In a word, maybe. For some estate planning and Elder Law firms, just dipping a toe into the social media ocean is more than the firm can culturally manage. The idea of paying for social media makes some attorneys distinctly uncomfortable. Our experience has always been that discomfort is a direct result of not having enough data to make an informed decision. If you’re open to the idea of paid social media, and if your firm is comfortable with an active digital marketing strategy, there are a lot of reasons to give it a try.
AdWords gives your practice a higher level of online visibility. AdWords is Google’s very own advertising system. In the world of PPC—Pay Per Click—an AdWords campaign is a well-established and well-regarded digital marketing tool. AdWords lets you create an ad based on keywords that are specific to your geographic local and practice areas. You can be extremely targeted, and you also control your monthly budget. You decide in advance how much you want to spend per click, and once your campaign hits that number, it is automatically turned off.
AdWords also allows you to turn campaigns on and off easily, so that if you are going to be away on vacation, for instance, and you don’t want a lot going on while you are away, just pause the campaign or modify the display time to minimize ads.
Paid social is faster than organic SEO, but you need both. It takes time for a new site to find its digital feet while paid campaigns go live once they are created and approved.
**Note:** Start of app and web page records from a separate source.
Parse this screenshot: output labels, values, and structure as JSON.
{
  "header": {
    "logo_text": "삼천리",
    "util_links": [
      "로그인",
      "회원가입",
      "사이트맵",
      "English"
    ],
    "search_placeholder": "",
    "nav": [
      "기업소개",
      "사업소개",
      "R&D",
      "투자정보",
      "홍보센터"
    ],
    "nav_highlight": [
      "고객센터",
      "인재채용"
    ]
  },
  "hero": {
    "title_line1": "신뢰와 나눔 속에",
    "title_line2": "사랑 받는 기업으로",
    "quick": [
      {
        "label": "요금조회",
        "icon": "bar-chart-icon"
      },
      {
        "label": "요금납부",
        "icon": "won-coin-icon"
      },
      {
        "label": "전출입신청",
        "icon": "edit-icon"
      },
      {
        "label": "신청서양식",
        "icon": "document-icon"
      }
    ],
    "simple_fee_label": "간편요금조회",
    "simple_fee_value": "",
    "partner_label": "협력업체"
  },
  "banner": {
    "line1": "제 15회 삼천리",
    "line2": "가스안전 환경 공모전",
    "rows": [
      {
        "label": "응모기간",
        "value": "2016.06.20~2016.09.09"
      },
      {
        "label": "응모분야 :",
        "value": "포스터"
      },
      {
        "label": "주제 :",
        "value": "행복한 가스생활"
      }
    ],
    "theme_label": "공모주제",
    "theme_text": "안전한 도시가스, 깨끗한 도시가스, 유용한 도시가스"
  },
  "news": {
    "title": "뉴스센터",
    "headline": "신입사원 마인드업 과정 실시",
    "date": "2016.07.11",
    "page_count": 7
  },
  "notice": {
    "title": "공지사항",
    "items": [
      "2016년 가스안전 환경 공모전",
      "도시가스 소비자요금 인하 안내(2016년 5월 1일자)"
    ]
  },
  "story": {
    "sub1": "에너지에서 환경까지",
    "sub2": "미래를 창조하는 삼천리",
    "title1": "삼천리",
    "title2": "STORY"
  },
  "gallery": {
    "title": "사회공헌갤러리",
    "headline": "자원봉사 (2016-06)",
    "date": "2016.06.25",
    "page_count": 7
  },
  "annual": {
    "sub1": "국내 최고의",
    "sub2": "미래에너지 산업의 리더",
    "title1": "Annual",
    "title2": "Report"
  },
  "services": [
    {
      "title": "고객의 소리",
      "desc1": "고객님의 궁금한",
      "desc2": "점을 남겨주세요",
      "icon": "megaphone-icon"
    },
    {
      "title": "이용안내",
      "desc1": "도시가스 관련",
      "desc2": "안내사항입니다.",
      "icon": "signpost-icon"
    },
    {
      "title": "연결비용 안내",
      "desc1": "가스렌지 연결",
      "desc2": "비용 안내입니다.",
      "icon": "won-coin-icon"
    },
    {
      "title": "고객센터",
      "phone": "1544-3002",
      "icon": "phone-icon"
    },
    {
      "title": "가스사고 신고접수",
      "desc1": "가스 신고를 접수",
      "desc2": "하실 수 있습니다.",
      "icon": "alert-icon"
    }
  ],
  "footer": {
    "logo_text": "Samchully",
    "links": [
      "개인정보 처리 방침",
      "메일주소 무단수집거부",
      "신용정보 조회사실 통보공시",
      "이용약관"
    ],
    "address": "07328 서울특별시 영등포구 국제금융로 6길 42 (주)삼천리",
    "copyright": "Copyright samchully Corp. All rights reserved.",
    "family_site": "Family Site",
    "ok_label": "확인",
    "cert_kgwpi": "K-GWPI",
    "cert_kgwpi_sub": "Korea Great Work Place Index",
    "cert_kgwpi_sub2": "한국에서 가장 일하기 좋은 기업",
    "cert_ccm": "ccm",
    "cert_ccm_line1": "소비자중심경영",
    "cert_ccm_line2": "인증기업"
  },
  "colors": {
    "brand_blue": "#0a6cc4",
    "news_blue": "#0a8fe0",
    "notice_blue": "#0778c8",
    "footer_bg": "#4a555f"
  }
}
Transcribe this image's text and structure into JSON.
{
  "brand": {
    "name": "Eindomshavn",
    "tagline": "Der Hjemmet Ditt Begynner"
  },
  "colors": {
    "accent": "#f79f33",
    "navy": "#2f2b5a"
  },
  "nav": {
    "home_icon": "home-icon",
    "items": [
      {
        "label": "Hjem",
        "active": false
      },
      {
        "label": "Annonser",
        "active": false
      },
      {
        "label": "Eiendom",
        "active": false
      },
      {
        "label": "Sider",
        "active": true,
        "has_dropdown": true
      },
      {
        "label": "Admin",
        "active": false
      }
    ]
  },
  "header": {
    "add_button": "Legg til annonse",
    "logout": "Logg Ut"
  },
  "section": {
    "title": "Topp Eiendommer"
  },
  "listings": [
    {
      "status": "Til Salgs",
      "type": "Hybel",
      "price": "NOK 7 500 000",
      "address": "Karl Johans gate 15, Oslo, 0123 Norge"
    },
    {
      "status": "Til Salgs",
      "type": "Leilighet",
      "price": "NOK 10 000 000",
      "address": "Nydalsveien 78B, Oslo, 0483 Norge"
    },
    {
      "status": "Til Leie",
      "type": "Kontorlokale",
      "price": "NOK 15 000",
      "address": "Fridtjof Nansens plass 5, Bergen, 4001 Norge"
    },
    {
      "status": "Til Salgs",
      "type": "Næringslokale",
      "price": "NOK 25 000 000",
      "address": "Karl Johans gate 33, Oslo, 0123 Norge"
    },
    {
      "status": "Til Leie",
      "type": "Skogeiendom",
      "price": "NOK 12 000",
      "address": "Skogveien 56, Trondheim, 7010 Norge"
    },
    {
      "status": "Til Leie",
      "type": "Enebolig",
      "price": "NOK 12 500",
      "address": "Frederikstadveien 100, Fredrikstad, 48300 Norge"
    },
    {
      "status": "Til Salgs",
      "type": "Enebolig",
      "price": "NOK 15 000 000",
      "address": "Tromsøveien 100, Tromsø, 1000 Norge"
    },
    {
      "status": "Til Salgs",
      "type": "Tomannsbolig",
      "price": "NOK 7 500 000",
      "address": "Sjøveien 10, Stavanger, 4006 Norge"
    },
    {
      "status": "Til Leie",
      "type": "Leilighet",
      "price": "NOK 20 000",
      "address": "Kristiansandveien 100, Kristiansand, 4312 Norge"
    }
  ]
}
For PPC to succeed, you’ll need an optimized website with strong quality scores (how Google measures your quality and relevance of your content), which has an impact on your cost per click (CPC). It’s another way that Google reinforces it’s very clear message: your site has to be relevant and the user experience has to be positive.
What if I get into a bidding war? Certain areas of the law are very competitive. Medical malpractice, personal injury and matrimonial practices have been using PPC for a long time, and the costs per click can be very high. Estate planning and Elder Law are relatively new entries to the PPC world, so costs are more manageable. You won’t get into a bidding war. You tell Google AdWords what your limit is per click, and Google provides guidance on the bid amount based on your budget.
Do consumers know the difference? As marketers, we see the difference immediately. The little word “Ad” that appears to the left of a Google Ad makes it very clear that the ads are different than organic search. But most consumers don’t seem to notice–otherwise we don’t think Google AdWords would be as powerful as it is.
If you’d like to learn more about AdWords, submit a support ticket and we’ll be happy to speak with you about how PPC could help your practice grow.